Now that Maxim was safe in London, and I had eaten my biscuits, I felt very well and curiously happy.”
From ‘Rebecca’ by Daphne du Maurier, 1938
” We would sit, he and I, in the Painted Parlour with three bottles open on the table and three glasses before each of us; Sebastian had found a book on wine tasting, and we followed its instructions in detail. We warmed the glass slightly at a candle, filled a third of it, swirled the wine round, nursed it in our hands, held it to the light, breathed it, sipped it, filled our mouths with it and rolled it over the tongue, ringing it on the palate like a coin on a counter, tilted our heads back and let it trickle down the throat.
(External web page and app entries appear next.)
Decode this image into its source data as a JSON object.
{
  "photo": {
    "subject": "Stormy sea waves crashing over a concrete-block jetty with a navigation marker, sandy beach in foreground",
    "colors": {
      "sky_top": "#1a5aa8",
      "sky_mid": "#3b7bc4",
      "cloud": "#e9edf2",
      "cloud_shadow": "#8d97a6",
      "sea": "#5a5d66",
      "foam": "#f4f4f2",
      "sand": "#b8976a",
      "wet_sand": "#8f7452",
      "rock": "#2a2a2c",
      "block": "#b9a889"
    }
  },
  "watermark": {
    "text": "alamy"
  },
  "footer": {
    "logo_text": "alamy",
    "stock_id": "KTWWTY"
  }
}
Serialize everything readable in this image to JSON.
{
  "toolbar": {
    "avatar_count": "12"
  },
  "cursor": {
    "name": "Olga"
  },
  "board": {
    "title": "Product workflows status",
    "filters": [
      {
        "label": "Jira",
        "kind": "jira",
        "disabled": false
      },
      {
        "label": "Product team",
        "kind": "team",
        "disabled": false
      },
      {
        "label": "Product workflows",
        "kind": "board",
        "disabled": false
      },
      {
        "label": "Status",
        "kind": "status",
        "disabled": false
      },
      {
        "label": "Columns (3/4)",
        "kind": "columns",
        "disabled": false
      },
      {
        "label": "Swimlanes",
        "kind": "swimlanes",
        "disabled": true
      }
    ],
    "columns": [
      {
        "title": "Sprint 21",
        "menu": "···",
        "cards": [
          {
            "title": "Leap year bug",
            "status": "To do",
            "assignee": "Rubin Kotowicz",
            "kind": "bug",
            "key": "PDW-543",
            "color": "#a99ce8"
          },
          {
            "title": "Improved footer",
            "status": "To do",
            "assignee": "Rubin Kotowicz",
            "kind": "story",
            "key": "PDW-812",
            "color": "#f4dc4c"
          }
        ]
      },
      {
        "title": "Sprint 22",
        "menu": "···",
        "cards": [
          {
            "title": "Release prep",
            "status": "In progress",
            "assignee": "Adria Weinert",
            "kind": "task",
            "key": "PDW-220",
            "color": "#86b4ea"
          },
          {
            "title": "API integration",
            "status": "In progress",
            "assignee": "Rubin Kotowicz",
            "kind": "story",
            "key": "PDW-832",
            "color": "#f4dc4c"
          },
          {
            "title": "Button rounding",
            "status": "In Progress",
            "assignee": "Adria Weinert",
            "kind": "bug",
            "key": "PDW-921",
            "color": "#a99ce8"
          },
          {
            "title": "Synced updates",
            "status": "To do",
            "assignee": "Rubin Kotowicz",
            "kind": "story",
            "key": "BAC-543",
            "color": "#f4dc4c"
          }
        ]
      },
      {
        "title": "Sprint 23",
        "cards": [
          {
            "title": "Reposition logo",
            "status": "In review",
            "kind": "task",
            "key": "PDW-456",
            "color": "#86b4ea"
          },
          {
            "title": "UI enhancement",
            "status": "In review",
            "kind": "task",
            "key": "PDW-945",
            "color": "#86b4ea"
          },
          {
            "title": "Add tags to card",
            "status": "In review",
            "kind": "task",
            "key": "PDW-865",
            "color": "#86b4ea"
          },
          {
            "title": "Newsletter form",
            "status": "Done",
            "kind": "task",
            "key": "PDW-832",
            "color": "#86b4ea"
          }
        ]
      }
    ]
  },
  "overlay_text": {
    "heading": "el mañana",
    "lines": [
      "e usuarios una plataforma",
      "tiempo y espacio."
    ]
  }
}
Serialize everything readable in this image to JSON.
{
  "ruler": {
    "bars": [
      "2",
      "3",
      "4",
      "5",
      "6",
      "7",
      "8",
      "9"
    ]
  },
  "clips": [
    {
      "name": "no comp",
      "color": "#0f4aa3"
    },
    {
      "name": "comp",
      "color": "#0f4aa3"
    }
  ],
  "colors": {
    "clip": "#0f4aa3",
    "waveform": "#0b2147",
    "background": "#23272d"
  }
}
Then we talked of it and nibbled Bath Oliver biscuits and passed on to another wine; then back to the first, then on to another, until all three were in circulation and the order of the glasses got confused and we fell out over which was which and we passed the glasses to and fro between us until there were six glasses some of them with mixed wines in them which we had filled from the wrong bottle, till we were obliged to start again with three clean glasses each, and the bottles were empty and our praise of them wilder and more exotic.”
From ‘Brideshead Revisited’ by Evelyn Waugh, 1945
“Men have witnessed the dinner ceremony on flagships, where the steward still called it ‘claret’ and a Bath Oliver appeared with the cheese. (Stilton? I suppose it must have been Stilton.)”
From Hugh Kenner’s ‘The Pound Era’, 1971, recording Ezra Pound’s memory in which he associated the Bath Oliver with a past world of manners.
Local biscuit goes global
The original Green St Bakery, set up by Oliver’s former coachman (who was said to have inherited the recipe from his employer) could claim to use the original recipe. The business was bought in 1869 and the product rebranded as ‘Original Bath Olivers’. From 1909 each biscuit had the doctor’s face imprinted on it. Huntley and Palmer acquired the business in 1962, followed by the American multi-national Nabisco, and United Biscuits.
And now make your own….
2 tablespoons of warm water
1 tablespoon of dried yeast
Half a teaspoon salt
340g of strong white flour
Sprinkle 1 tbsp dried yeast onto warm water and leave to soften.
Heat 50g butter, 150ml milk and the salt, until butter melts.
Add half a cup of flour and mix till smooth.
Cover and leave 10 minutes.
Knead the dough until smooth, cover with cloth and leave 15 mins in a warm place.
Heat oven to 160 degrees C.
Using a floured board, roll dough into a rectangle about 15mm thick.
With the rolling pin, press down all over the surface, fold over, roll out and repeat, for a few times.
Roll out as thinly as possible (no thicker than 7mm) and cut into circular shapes about 8cm diameter.
Place on oven tray and prick all over with a fork. Inscribe by hand the profile of William Oliver on each biscuit.
Bake 25 mins or until dough is brown and crisp.